Coil cleaning services use proprietary equipment and chemicals to kill bacteria, mold and mildew within HVAC units. This improves airflow and temperature accuracy while removing potential odors. Look for a professional service provider that offers a certified green process and properly disposes of pollutants from the units.

Regular Cleaning Homework

To keep your school in top shape between regularly scheduled deep cleanings, consider installing matting. Ideal for building lobbies and hallways, mats trap dirt and moisture from snow and rain. By providing hurried students and busy teachers with a place to wipe their shoes, you can reduce the formation of slippery and unsightly puddles. Mats also help protect floors from damage, prolonging your investment. You can also customize your mats with a school mascot or logo allowing your school to celebrate team pride as soon as they enter.

Properly caring for mats extends their lifespan and ensures they continue to capture contaminants. When it comes to the removal and replacement of soiled or damaged mats, leave it to a qualified service professional.

Another important detail to everyday cleanliness is the sanitary state of surfaces in restrooms. To limit odors and reduce the buildup of dirt in grout and other areas, regularly disinfect high-touch surfaces within classrooms, libraries, cafeterias, gymnasiums and other frequently used rooms. Window washing and the replacement of light fixtures will ensure appropriate lighting, including natural daylight. It’s important to also switch out HVAC filters and check for leaks and unusual noises to catch issues before they become larger problems.

Smarter Clean, Smarter School

Extended student breaks provide schools an opportunity to perform deep cleaning activities. When combined with routine cleaning while school is in session, deep cleaning can help schools maintain sparkling surfaces, improve health and safety and reduce long-term repair and replacement costs. Make sure your cleaning program makes the grade by incorporating deep cleaning processes during your school’s winter break.


John Engel is Director of Marketing for Cintas’ Facility Services division.

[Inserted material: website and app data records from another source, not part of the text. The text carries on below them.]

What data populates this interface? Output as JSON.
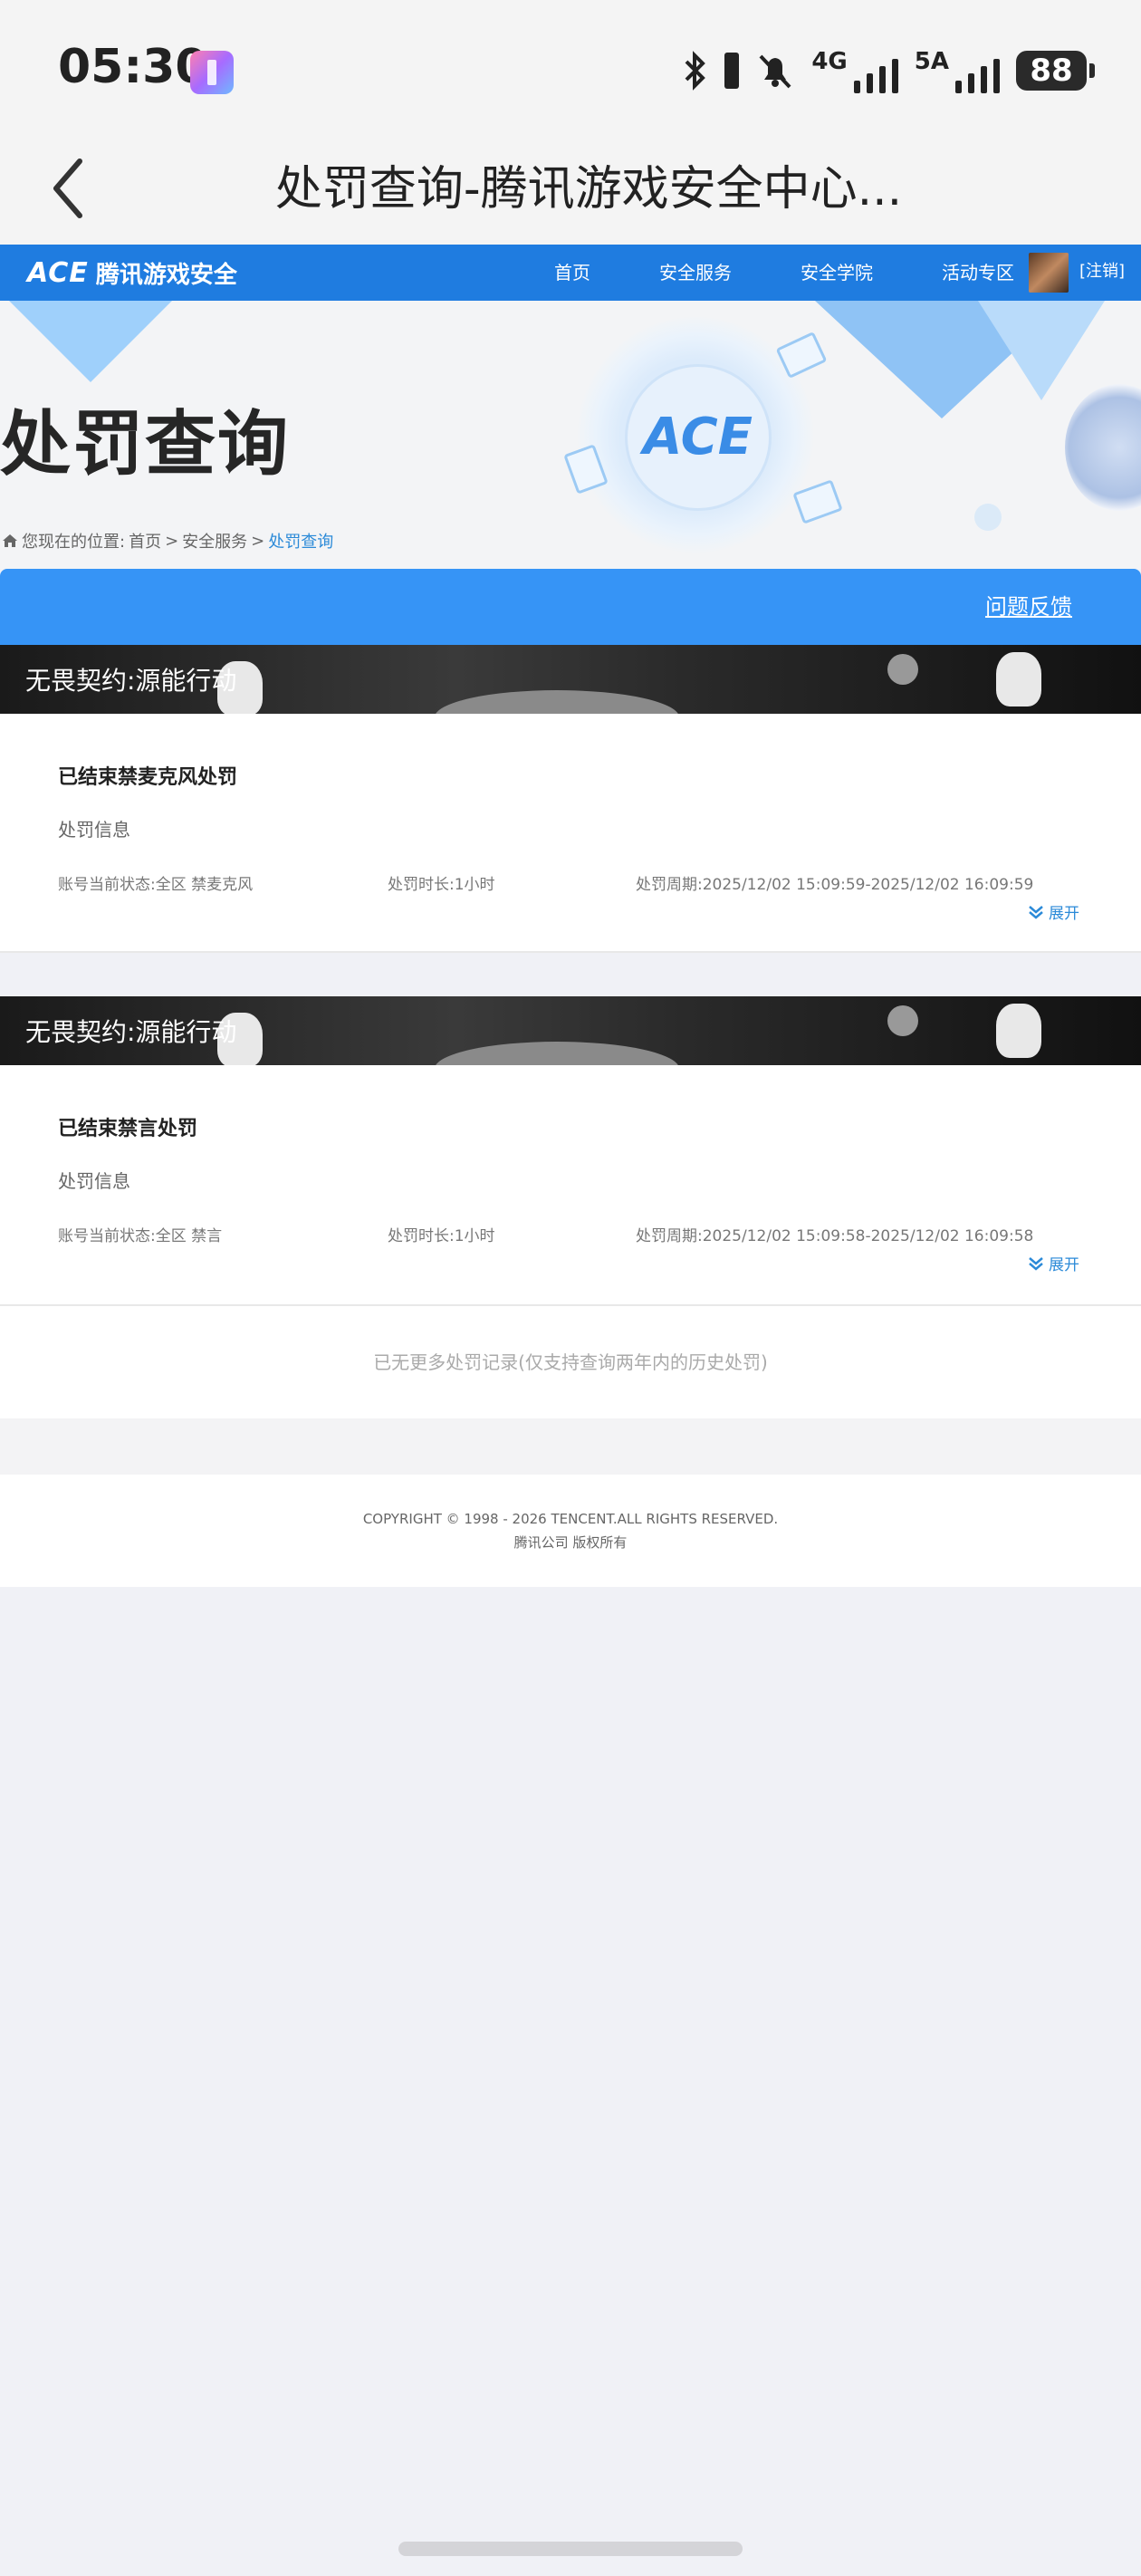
{
  "status_bar": {
    "time": "05:30",
    "network_1": "4G",
    "network_2": "5A",
    "battery": "88"
  },
  "title_bar": {
    "title": "处罚查询-腾讯游戏安全中心..."
  },
  "site_header": {
    "logo_mark": "ACE",
    "logo_text": "腾讯游戏安全",
    "nav": [
      "首页",
      "安全服务",
      "安全学院",
      "活动专区"
    ],
    "logout": "[注销]"
  },
  "hero": {
    "title": "处罚查询",
    "logo_mark": "ACE",
    "breadcrumb_prefix": "您现在的位置:",
    "breadcrumb_home": "首页",
    "breadcrumb_sep": ">",
    "breadcrumb_service": "安全服务",
    "breadcrumb_current": "处罚查询"
  },
  "feedback": {
    "label": "问题反馈"
  },
  "records": [
    {
      "banner": "无畏契约:源能行动",
      "title": "已结束禁麦克风处罚",
      "subtitle": "处罚信息",
      "status": "账号当前状态:全区 禁麦克风",
      "duration": "处罚时长:1小时",
      "period": "处罚周期:2025/12/02 15:09:59-2025/12/02 16:09:59",
      "expand": "展开"
    },
    {
      "banner": "无畏契约:源能行动",
      "title": "已结束禁言处罚",
      "subtitle": "处罚信息",
      "status": "账号当前状态:全区 禁言",
      "duration": "处罚时长:1小时",
      "period": "处罚周期:2025/12/02 15:09:58-2025/12/02 16:09:58",
      "expand": "展开"
    }
  ],
  "no_more": "已无更多处罚记录(仅支持查询两年内的历史处罚)",
  "footer": {
    "copyright": "COPYRIGHT © 1998 - 2026 TENCENT.ALL RIGHTS RESERVED.",
    "company": "腾讯公司 版权所有"
  },
  "colors": {
    "header_blue": "#1f7ce0",
    "feedback_blue": "#3694f6",
    "link_blue": "#2b8ad8"
  }
}
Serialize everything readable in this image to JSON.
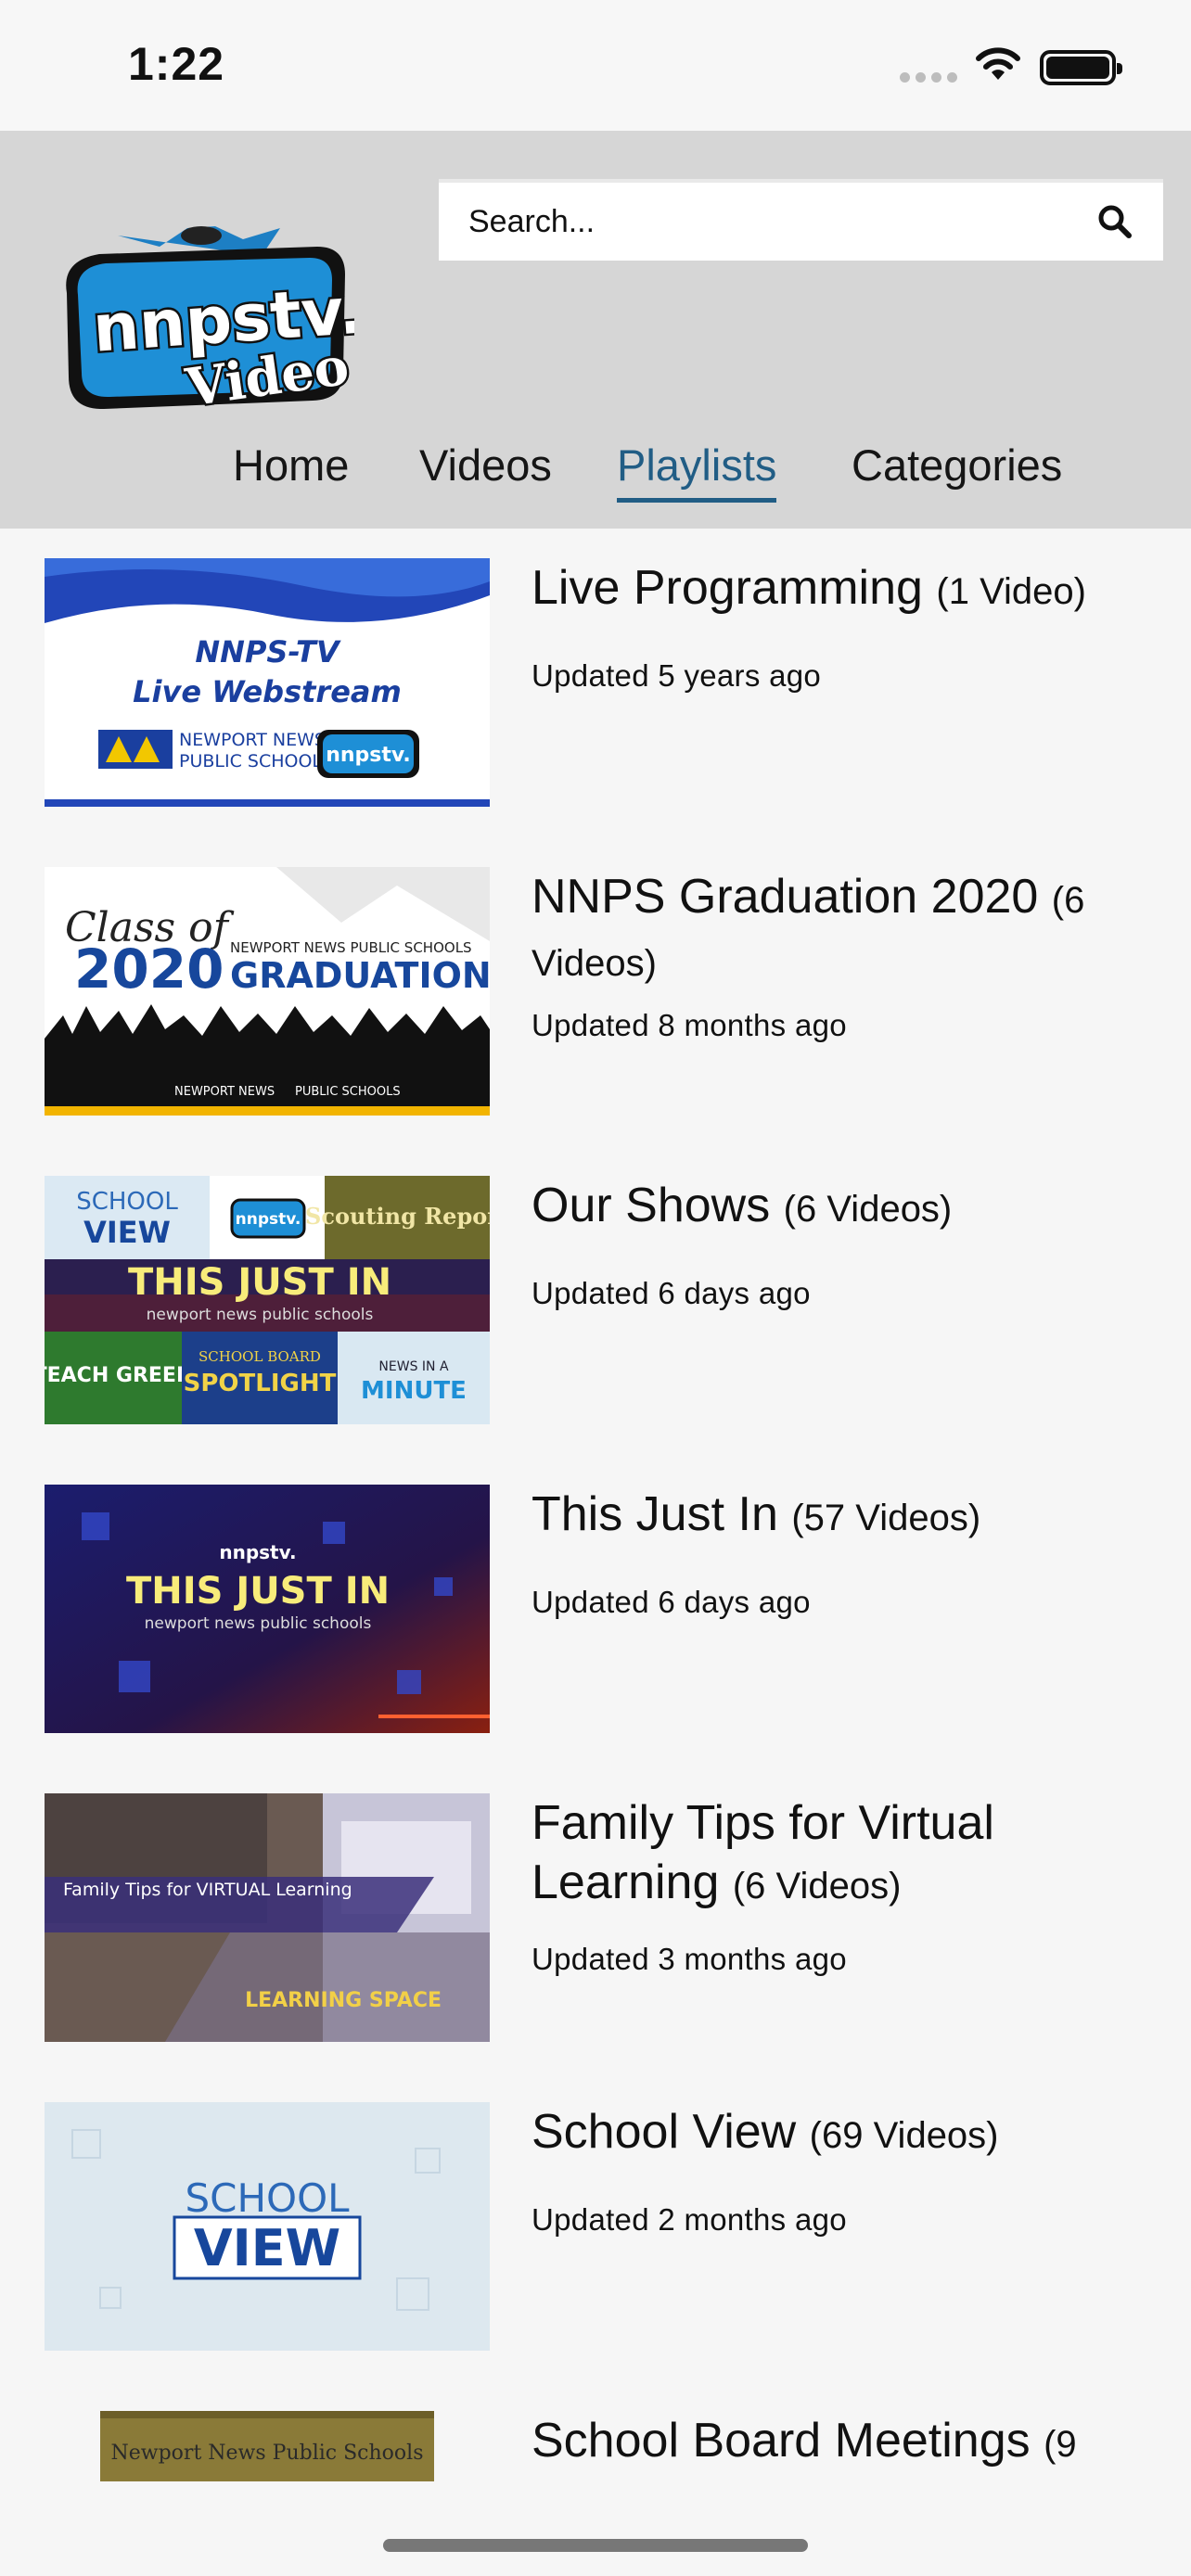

He has more than nine years of industry experience and is responsible for Cintas’ Facility Services product line management and development.